▶ **Problem details**
Please, without the pictures, restate every entry exactly.

▶ **Input for this task**
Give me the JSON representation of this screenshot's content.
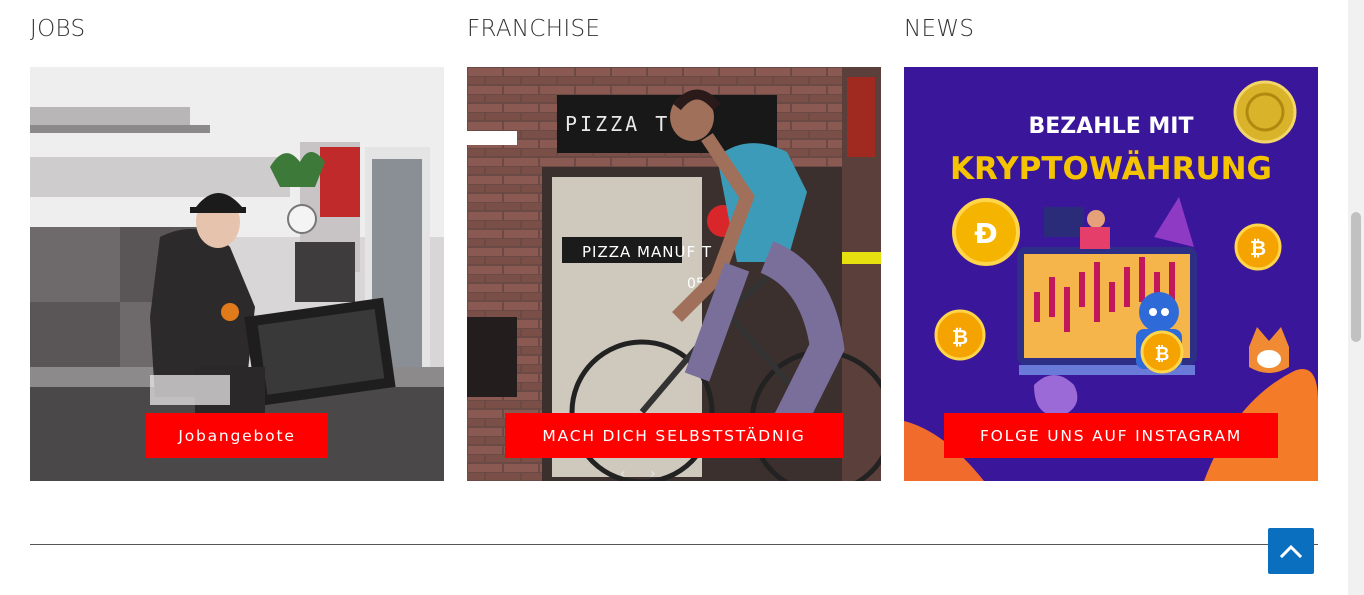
{
  "columns": {
    "jobs": {
      "title": "JOBS",
      "button_label": "Jobangebote"
    },
    "franchise": {
      "title": "FRANCHISE",
      "button_label": "MACH DICH SELBSTSTÄDNIG",
      "sign_text": "PIZZA T",
      "inner_sign_text": "PIZZA MANUF    T",
      "phone_text": "0511"
    },
    "news": {
      "title": "NEWS",
      "button_label": "FOLGE UNS AUF INSTAGRAM",
      "headline_1": "BEZAHLE MIT",
      "headline_2": "KRYPTOWÄHRUNG"
    }
  },
  "carousel": {
    "prev_symbol": "‹",
    "next_symbol": "›"
  },
  "colors": {
    "cta": "#ff0000",
    "scroll_top": "#0b6fbf",
    "news_bg": "#3a169a",
    "crypto_yellow": "#f5c400"
  }
}
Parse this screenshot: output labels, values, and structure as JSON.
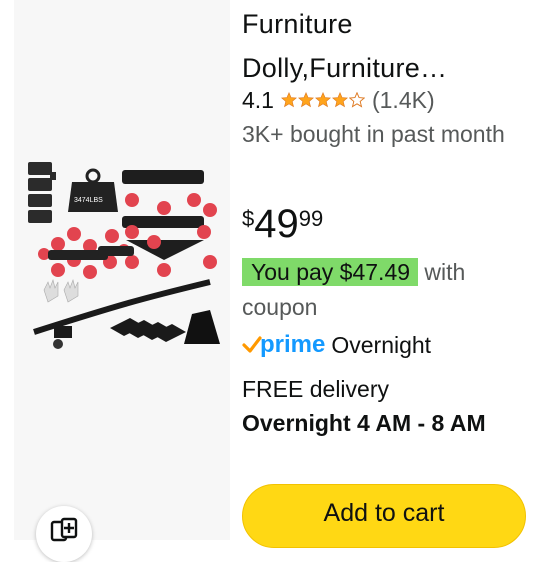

▶ **Answer for this exercise**
Give me the JSON representation of this screenshot's content.
{
  "columns": {
    "jobs": {
      "title": "JOBS",
      "button_label": "Jobangebote"
    },
    "franchise": {
      "title": "FRANCHISE",
      "button_label": "MACH DICH SELBSTSTÄDNIG",
      "sign_text": "PIZZA T",
      "inner_sign_text": "PIZZA MANUF    T",
      "phone_text": "0511"
    },
    "news": {
      "title": "NEWS",
      "button_label": "FOLGE UNS AUF INSTAGRAM",
      "headline_1": "BEZAHLE MIT",
      "headline_2": "KRYPTOWÄHRUNG"
    }
  },
  "carousel": {
    "prev_symbol": "‹",
    "next_symbol": "›"
  },
  "colors": {
    "cta": "#ff0000",
    "scroll_top": "#0b6fbf",
    "news_bg": "#3a169a",
    "crypto_yellow": "#f5c400"
  }
}
Parse this screenshot: output labels, values, and structure as JSON.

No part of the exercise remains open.